The Dream Doctor HTML version

5. The Phantom Circuit
Brixton had evidently been waiting impatiently for our arrival. "Mr. Kennedy?" he
inquired, adding quickly without waiting for an answer: "I am glad to see you. I suppose
you have noticed the precautions we are taking against intruders? Yet it seems to be all of
no avail. I can not be alone even here. If a telephone message comes to me over my
private wire, if I talk with my own office in the city, it seems that it is known. I don't
know what to make of it. It is terrible. I don't know what to expect next."
Brixton had been standing beside a huge mahogany desk as we entered. I had seen him
before at a distance as a somewhat pompous speaker at banquets and the cynosure of the
financial district. But there was something different about his looks now. He seemed to
have aged, to have grown yellower. Even the whites of his eyes were yellow.
I thought at first that perhaps it might be the effect of the light in the centre of the room, a
huge affair set in the ceiling in a sort of inverted hemisphere of glass, concealing and
softening the rays of a powerful incandescent bulb which it enclosed. It was not the light
that gave him the altered appearance, as I concluded from catching a casual confirmatory
glance of perplexity from Kennedy himself.
"My personal physician says I am suffering from jaundice," explained Brixton. Rather
than seeming to be offended at our notice of his condition he seemed to take it as a good
evidence of Kennedy's keenness that he had at once hit on one of the things that were
weighing on Brixton's own mind. "I feel pretty badly, too. Curse it," he added bitterly,
"coming at a time when it is absolutely necessary that I should have all my strength to

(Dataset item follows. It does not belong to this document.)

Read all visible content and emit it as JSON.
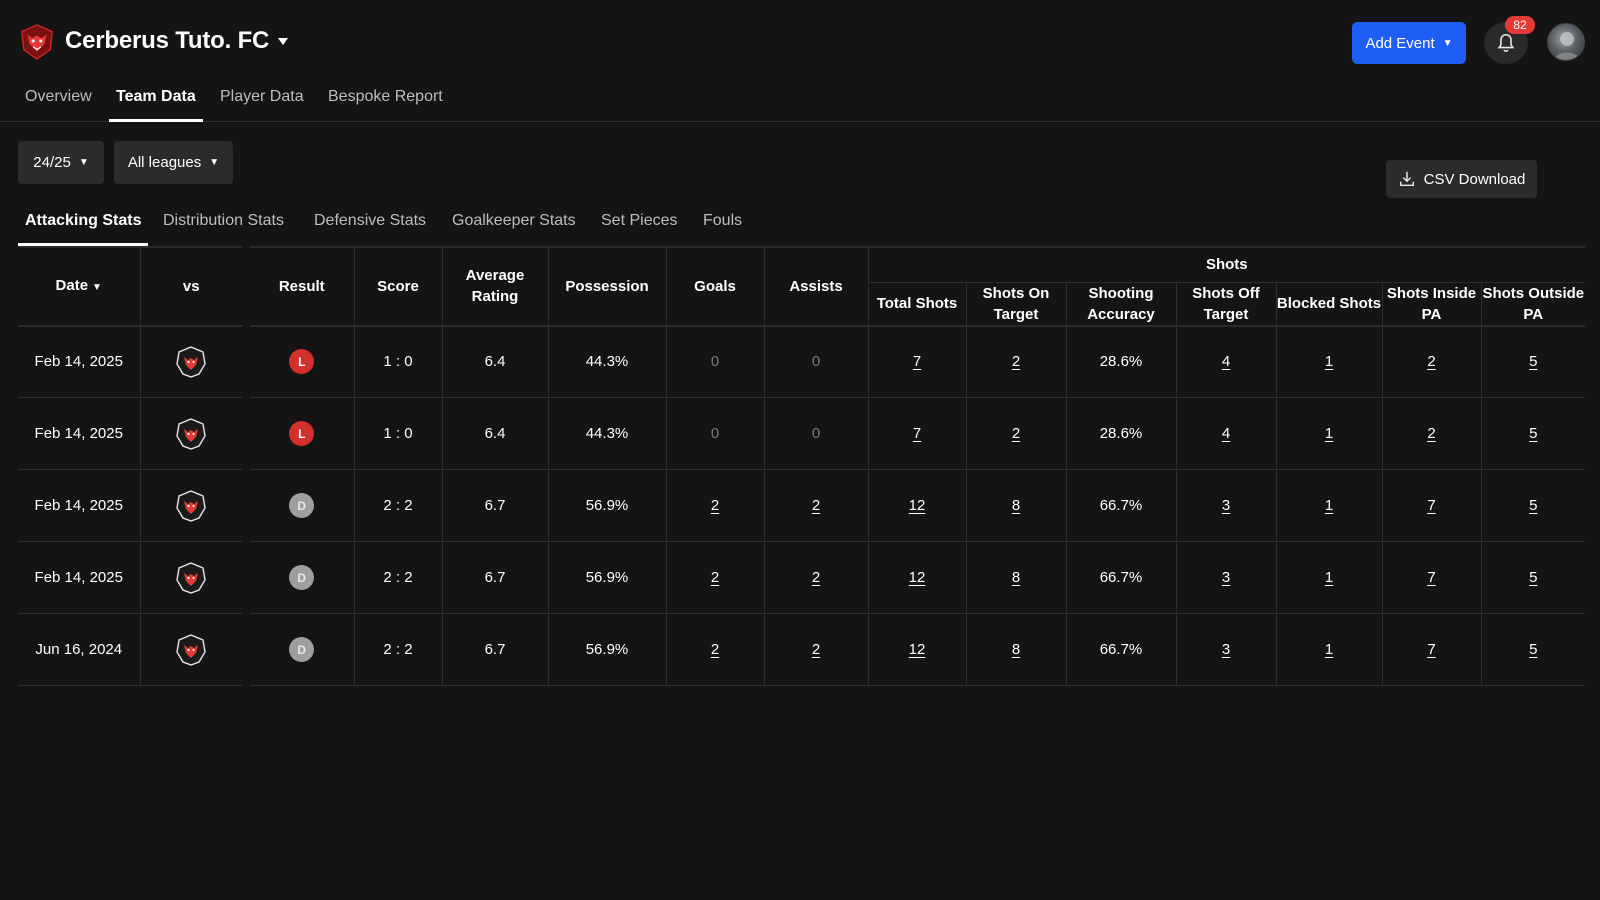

carry through a negotiation that is only a beginning, important not so much for myself as
for the whole world. It is one of the first times New York bankers have had a chance to
engage in big dealings in that part of the world. I suppose Yvonne has shown you one of

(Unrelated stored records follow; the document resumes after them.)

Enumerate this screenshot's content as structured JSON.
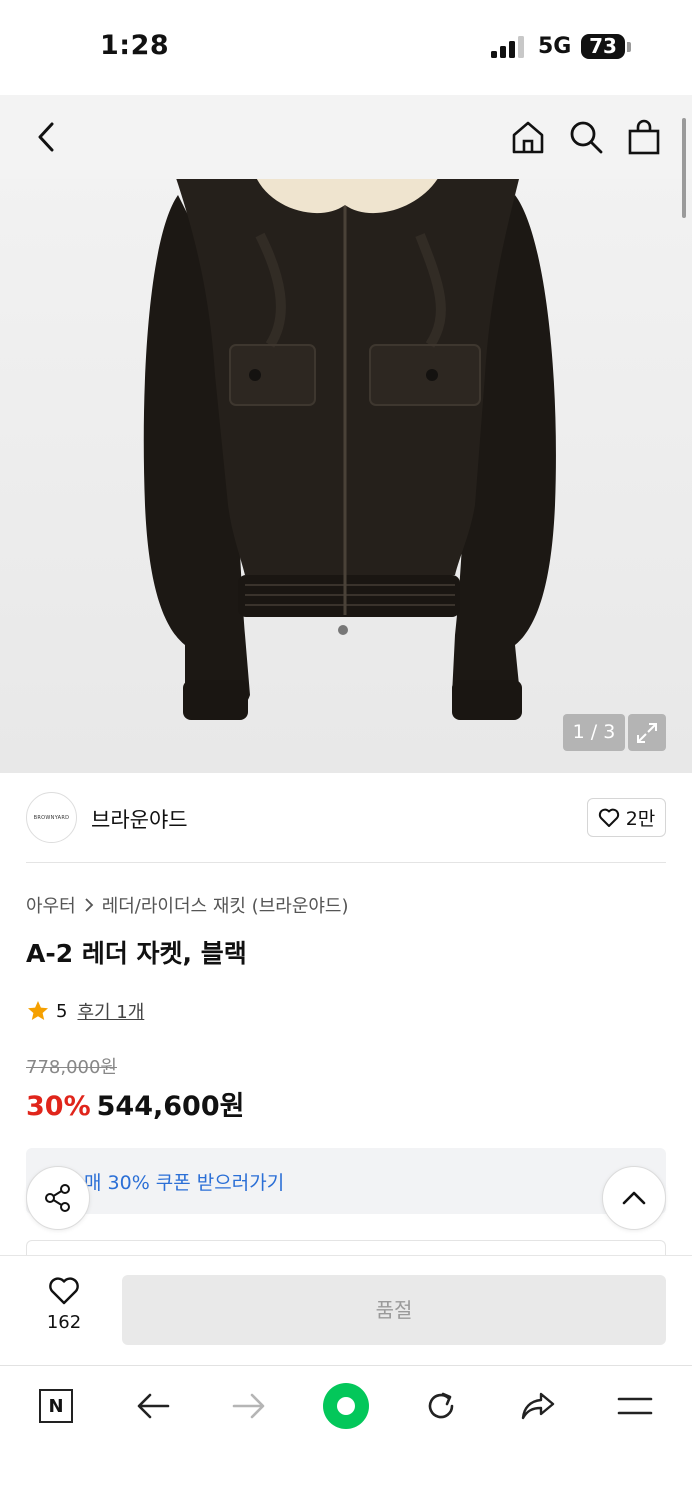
{
  "status": {
    "time": "1:28",
    "network": "5G",
    "battery": "73"
  },
  "gallery": {
    "counter": "1 / 3"
  },
  "brand": {
    "logo_text": "BROWNYARD",
    "name": "브라운야드",
    "likes": "2만"
  },
  "breadcrumb": {
    "category": "아우터",
    "subcategory": "레더/라이더스 재킷 (브라운야드)"
  },
  "product": {
    "title": "A-2 레더 자켓, 블랙",
    "rating": "5",
    "review_link": "후기 1개",
    "original_price": "778,000원",
    "discount": "30%",
    "price": "544,600원"
  },
  "coupon": {
    "text": "매 30% 쿠폰 받으러가기"
  },
  "purchase": {
    "wish_count": "162",
    "soldout_label": "품절"
  },
  "toolbar": {
    "naver_label": "N"
  },
  "colors": {
    "discount": "#e0251b",
    "coupon": "#2b6fd6",
    "naver_green": "#03c75a"
  }
}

the letters I am receiving?"
He rustled a sheaf of them which he drew from a drawer of his desk, and continued, not
waiting for Kennedy even to nod:

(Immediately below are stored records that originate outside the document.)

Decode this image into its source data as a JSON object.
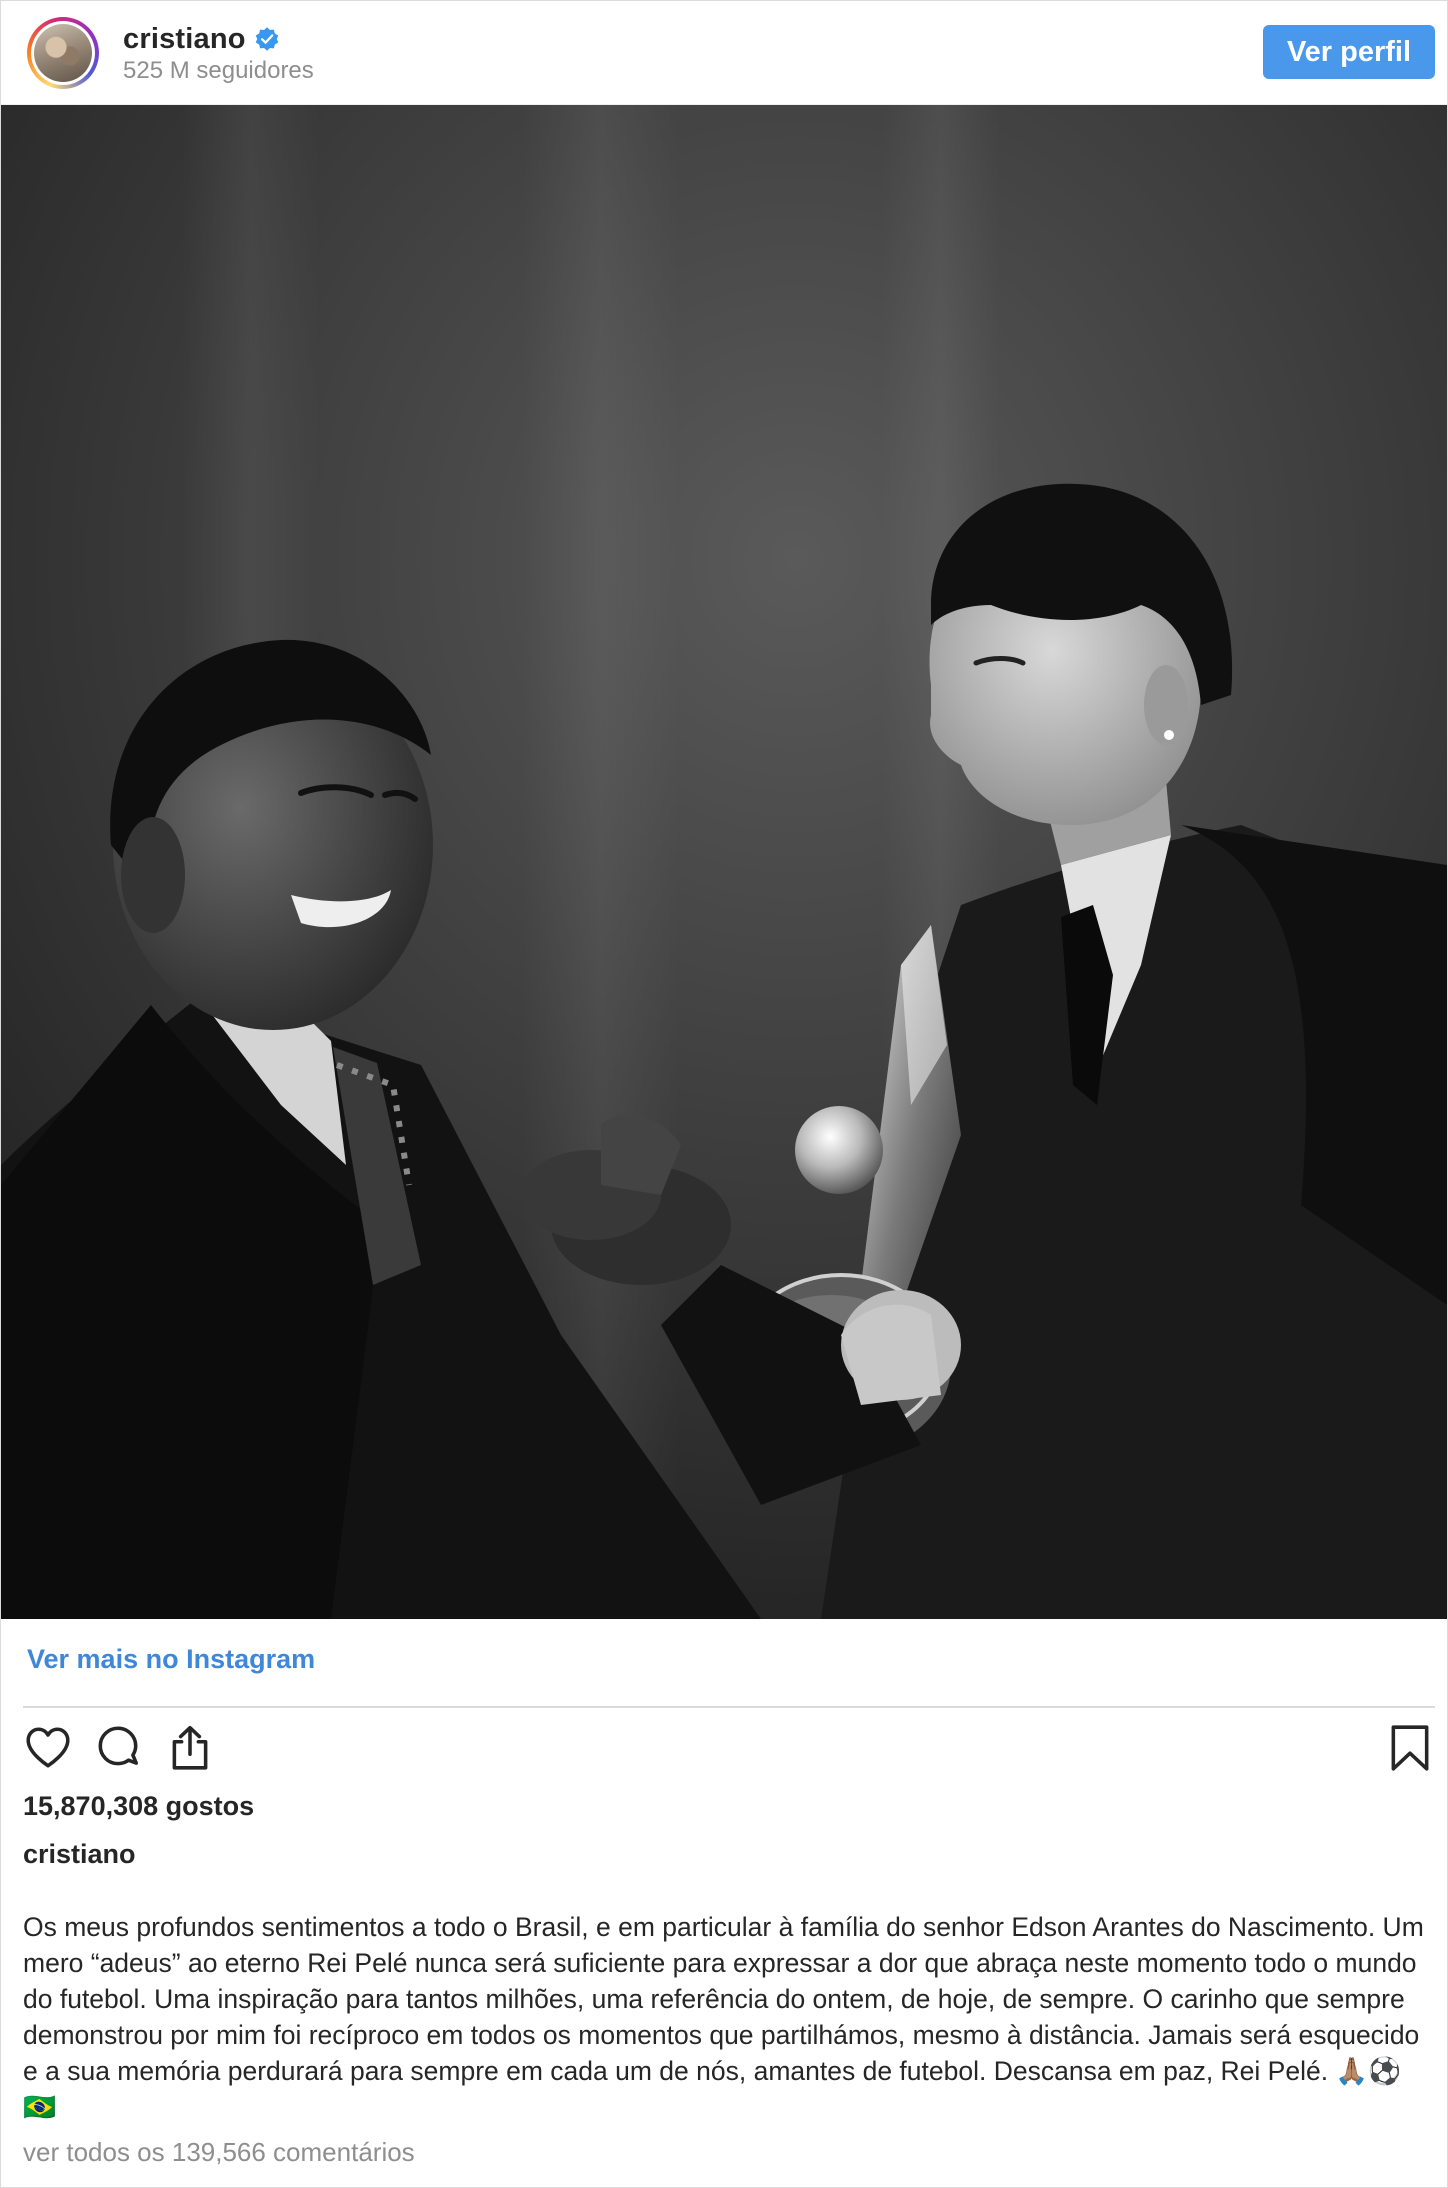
{
  "header": {
    "username": "cristiano",
    "followers": "525 M seguidores",
    "view_profile_label": "Ver perfil"
  },
  "post": {
    "image_alt": "Foto a preto e branco: Pelé aperta a mão de Cristiano Ronaldo, que segura um troféu",
    "more_link_label": "Ver mais no Instagram",
    "likes": "15,870,308 gostos",
    "caption_user": "cristiano",
    "caption_text": "Os meus profundos sentimentos a todo o Brasil, e em particular à família do senhor Edson Arantes do Nascimento. Um mero “adeus” ao eterno Rei Pelé nunca será suficiente para expressar a dor que abraça neste momento todo o mundo do futebol. Uma inspiração para tantos milhões, uma referência do ontem, de hoje, de sempre. O carinho que sempre demonstrou por mim foi recíproco em todos os momentos que partilhámos, mesmo à distância. Jamais será esquecido e a sua memória perdurará para sempre em cada um de nós, amantes de futebol. Descansa em paz, Rei Pelé. 🙏🏽⚽️🇧🇷",
    "comments_link": "ver todos os 139,566 comentários"
  },
  "icons": {
    "verified": "verified-badge-icon",
    "like": "heart-icon",
    "comment": "comment-bubble-icon",
    "share": "share-upload-icon",
    "save": "bookmark-icon"
  },
  "colors": {
    "accent_blue": "#4a98ec",
    "link_blue": "#3f87d9",
    "text_primary": "#262626",
    "text_secondary": "#8e8e8e",
    "verified_blue": "#3897f0"
  }
}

"Here are a dozen or more of them. I get one or two every day, either here or at my town
house or at the office."
Kennedy had moved forward to see them.
"One moment more," Brixton interrupted, still holding them. "I shall come back to the
letters. That is not the worst. I've had threatening letters before. Have you noticed this
We had both seen and been impressed by it.